It was Sunday, July 5, 1964. I had climbed the Pyramids, touched the Wailing Wall, waded in the River Jordan, trod the ancient steps of Baalbek, and stood on the Mount of Olives. Now I was ending my tour in Athens, Greece, and by tomorrow night I would be with my family again.
I dressed, had a late brunch, and, unable to find a branch of the Church in the phone book, decided to explore Athens on foot. I had taken a sightseeing tour the day before. Now I would visit the places that tourists didn’t usually see.
Toward the afternoon I found myself in the agora, the great central marketplace of classical Athens. The entire agora complex seemed too large to view from the ground, so I decided to climb a steep hill toward the south where everything could be seen at once. It wasn’t until I reached the top and looked at my map of Athens that I realized this was Mars Hill, the site of Paul’s famous sermon to the Athenians.

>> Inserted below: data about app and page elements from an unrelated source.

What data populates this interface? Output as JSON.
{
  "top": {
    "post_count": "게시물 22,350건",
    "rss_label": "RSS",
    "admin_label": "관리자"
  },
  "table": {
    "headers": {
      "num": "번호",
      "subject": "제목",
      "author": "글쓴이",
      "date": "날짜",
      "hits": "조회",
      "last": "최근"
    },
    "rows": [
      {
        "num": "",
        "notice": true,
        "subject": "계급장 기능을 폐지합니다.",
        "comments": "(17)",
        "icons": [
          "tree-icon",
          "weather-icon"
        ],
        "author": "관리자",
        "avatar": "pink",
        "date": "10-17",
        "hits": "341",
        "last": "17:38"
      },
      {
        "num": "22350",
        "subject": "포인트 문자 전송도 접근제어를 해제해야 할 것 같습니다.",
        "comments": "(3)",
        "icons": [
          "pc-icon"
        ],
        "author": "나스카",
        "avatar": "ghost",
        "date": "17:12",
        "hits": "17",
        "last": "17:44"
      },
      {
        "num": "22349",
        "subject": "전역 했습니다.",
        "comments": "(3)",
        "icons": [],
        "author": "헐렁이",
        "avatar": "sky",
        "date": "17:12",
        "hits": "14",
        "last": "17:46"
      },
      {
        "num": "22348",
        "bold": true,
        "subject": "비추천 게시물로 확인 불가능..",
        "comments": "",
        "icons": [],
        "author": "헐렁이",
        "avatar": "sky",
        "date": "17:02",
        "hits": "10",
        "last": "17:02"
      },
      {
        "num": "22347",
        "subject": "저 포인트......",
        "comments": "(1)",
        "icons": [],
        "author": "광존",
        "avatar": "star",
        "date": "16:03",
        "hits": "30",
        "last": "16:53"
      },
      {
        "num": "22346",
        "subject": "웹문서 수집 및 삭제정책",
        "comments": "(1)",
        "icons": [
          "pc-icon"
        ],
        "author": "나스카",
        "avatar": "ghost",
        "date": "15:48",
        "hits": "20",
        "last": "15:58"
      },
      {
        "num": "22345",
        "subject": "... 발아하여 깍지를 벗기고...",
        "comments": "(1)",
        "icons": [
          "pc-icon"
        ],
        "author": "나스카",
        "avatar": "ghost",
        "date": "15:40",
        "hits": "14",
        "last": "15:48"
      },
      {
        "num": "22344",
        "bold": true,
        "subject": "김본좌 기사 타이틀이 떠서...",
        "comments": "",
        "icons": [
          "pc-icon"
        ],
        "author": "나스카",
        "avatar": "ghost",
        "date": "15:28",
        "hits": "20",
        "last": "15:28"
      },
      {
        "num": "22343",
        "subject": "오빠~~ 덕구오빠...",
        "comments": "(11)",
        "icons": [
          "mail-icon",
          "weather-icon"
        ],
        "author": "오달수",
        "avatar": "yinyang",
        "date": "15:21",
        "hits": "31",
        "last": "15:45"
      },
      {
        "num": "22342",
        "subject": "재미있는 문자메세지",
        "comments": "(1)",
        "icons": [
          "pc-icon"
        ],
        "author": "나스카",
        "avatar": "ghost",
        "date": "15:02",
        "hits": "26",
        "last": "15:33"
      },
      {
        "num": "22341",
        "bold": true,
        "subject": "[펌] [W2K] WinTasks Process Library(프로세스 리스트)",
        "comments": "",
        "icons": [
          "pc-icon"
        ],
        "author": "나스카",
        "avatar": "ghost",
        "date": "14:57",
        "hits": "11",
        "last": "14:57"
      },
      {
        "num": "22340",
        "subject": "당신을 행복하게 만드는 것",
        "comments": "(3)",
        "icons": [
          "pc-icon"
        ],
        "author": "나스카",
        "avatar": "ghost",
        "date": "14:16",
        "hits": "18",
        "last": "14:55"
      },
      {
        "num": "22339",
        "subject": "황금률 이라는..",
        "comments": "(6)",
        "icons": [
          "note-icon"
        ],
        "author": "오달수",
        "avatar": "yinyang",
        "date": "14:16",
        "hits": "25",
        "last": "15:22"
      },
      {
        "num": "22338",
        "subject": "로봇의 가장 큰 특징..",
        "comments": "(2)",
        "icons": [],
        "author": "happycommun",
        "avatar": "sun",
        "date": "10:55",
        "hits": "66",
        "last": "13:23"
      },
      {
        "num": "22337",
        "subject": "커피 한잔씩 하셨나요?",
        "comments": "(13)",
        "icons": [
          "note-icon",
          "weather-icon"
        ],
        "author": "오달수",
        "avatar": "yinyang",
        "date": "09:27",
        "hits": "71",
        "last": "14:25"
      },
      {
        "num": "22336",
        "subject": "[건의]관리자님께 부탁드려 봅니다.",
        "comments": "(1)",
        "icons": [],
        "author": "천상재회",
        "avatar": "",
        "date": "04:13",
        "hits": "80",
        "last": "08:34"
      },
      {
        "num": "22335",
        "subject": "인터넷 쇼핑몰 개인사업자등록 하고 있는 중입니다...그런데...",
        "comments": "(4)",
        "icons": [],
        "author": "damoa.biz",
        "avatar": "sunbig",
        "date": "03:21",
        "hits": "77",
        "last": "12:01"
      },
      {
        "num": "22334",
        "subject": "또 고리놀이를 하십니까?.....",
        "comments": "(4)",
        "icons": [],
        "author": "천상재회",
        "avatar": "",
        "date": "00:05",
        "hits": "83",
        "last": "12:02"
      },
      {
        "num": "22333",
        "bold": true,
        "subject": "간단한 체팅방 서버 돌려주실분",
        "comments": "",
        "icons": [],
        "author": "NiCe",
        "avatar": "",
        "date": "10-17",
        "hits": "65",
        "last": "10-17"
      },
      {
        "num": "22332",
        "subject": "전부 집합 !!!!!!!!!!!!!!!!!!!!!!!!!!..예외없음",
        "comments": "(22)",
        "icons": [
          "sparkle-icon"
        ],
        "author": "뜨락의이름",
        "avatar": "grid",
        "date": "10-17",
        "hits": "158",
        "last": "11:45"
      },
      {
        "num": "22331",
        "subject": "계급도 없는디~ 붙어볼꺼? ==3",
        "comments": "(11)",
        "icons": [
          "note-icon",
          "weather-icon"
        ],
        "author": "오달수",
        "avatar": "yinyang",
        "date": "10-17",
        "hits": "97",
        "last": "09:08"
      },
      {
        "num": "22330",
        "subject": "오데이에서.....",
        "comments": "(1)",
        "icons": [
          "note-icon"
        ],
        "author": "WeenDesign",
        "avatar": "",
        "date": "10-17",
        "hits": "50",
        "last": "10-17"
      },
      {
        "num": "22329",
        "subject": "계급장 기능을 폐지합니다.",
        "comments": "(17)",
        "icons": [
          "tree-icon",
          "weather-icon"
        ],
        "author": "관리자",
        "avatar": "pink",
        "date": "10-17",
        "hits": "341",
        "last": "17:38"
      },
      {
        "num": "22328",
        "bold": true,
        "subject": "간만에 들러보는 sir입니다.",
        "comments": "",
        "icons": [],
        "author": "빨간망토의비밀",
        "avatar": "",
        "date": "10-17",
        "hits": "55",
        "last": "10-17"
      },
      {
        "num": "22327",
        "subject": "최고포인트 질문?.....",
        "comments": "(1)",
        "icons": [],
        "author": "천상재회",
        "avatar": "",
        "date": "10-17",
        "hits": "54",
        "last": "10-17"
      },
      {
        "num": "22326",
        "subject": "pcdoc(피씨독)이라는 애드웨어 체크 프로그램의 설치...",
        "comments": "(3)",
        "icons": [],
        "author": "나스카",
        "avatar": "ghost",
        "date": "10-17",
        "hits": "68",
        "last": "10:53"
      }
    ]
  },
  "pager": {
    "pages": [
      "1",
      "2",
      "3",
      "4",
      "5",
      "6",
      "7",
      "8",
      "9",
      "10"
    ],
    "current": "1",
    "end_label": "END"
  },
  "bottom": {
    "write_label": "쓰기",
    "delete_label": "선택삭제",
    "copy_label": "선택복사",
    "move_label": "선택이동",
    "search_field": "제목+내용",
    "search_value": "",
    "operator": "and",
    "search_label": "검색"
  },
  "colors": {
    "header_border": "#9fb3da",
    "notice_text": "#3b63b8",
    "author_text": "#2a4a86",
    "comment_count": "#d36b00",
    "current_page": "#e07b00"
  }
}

Sitting down on one of the outcroppings of rock with several other people who were already enjoying the view, I could easily see the ruined temples and fallen columns of the Agora below, the Acropolis on the neighboring hill, and seven miles away, the green Aegean Sea topped by a clear, blue, cloudless sky. It was a perfect day.
Then my thoughts were jarred by the cheers of some English tourists. When I asked what had happened, I was told, “Our cricket team just made six points in the test match.” They turned their radio up so I could hear, and we got into a lively discussion. Looking around, I noticed about 30 visitors, half of them English and the others Greek, mostly young married couples.
The radio station faded in and out, turned to static, and was switched off. Then a teenage girl observed, “You’re an American. How do you know so much about cricket?”
I told her I had once been a missionary for the Mormon church in England and learned to like cricket then. Another person said, “Tell us how the Mormon church differs from other churches.”
Suddenly a feeling came over me that I could not explain, one I had seldom experienced before in my life. Something told me, “Keep talking, and you’ll know what to say.” I began to speak and was asked to stand so everyone could hear.
I began hesitantly. “I am a member of the Church of Jesus Christ as restored in these latter days.” Then I pointed out that the Church ought to be named for Christ, and I explained that the word Mormon is a nickname. Wondering what to say next, I looked out across Athens at the crosses on the many churches of the city, and I knew.
“You asked how our church differs from others. When Paul came to this spot, he spoke of the ‘unknown god.’ In each of those churches is an altar dedicated to the ‘unknown god,’ because they believe the mystery of God makes him God. They say if we were to know him, he would cease to be God. Is that really any different from the people who worshipped the unknown god on this spot 1,900 years ago? The scriptures say it is life eternal to ‘know thee the only true God, and Jesus Christ, whom thou hast sent.’” (John 17:3.)
Then I told them the “unknown god” had made himself known again, restored his church, and called new apostles to testify of him. I quoted the Joseph Smith story with a fervor I had never felt before and testified that it was true. I pointed out that logically only one church could be right, discussed the need for authority, and explained how this authority had been restored in the priesthood. From my wallet I removed a picture of President David O. McKay and testified he was a prophet. They agreed that such spiritual guidance was certainly needed today.
The hours flew by. They asked questions, and I explained doctrine with an enthusiasm I had never known before. It was overwhelming! The experience I had had with street meetings during my mission had convinced me that not many people were really interested in religion, and most walked away. But here were 30 people who sat, listened, and absorbed every word. They truly seemed interested in learning about the gospel.
After three hours of talking, the cool evening air forced us to conclude. I bore my testimony to everything I had said and shook more than a dozen hands.
I floated back to the hotel with tears in my eyes and opened my Bible to the 17th chapter of Acts.
“And they took him, and brought him unto Areopagus, saying, May we know what this new doctrine, whereof thou speakest, is?
“For thou bringest certain strange things to our ears: we would know therefore what these things mean.
“(For all the Athenians and strangers which were there spent their time in nothing else, but either to tell, or to hear some new things.)
“Then Paul stood in the midst of Mars’ Hill. …” (Acts 17:19–22.)
I had been privileged to catch a glimpse of a personal experience of one of the greatest missionaries of all time.